The abrupt departure of World Bank President Jim Yong Kim could revive long-standing concerns about the degree of influence the U.S. wields in selecting a new leader for the international financial institution.
The world's largest economy has always chosen World Bank leaders and if President Donald Trump appoints one who shares his views, experts say the organization's reputation and climate change program could be at stake.
More than three years before his term ends in 2022, Kim, who was appointed by former president Barack Obama, announced his resignation this week, saying he would be joining a private-sector infrastructure investment fund. The move was of his own accord and not because he was pushed out by the Trump administration, people familiar with the situation told Reuters.

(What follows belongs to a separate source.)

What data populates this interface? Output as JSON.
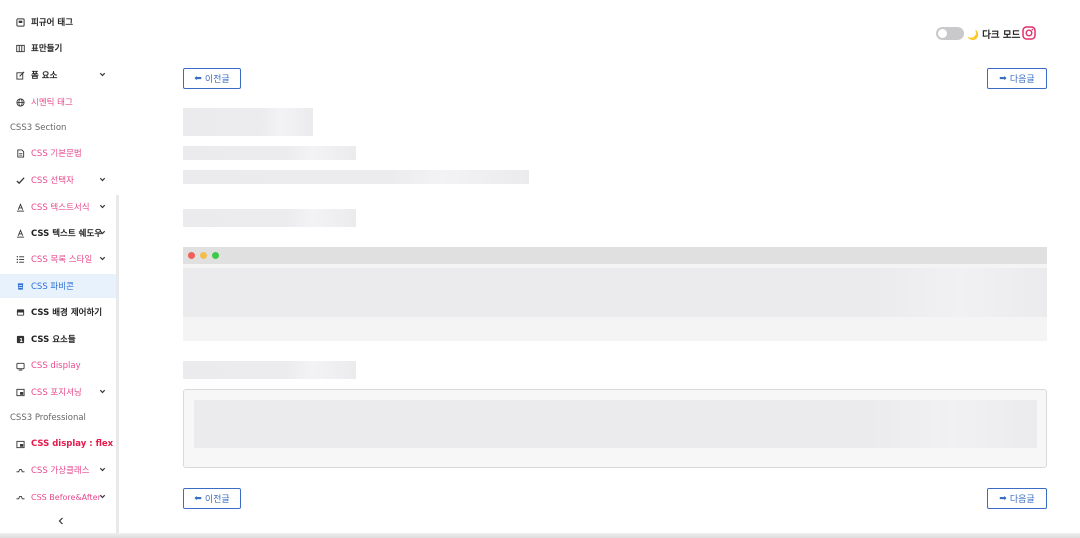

But others speculate the Korean-American left due to fundamental differences with the Trump administration over environmental policies. "It's hard to imagine that Kim was not hearing messages from the Trump administration," Peter McCawley, former dean of the Asian Development Bank Institute, wrote in a note published by The Lowy Institute, an Australian think tank. World Bank presidents have always maintained close links with senior figures in the U.S. Treasury, he added.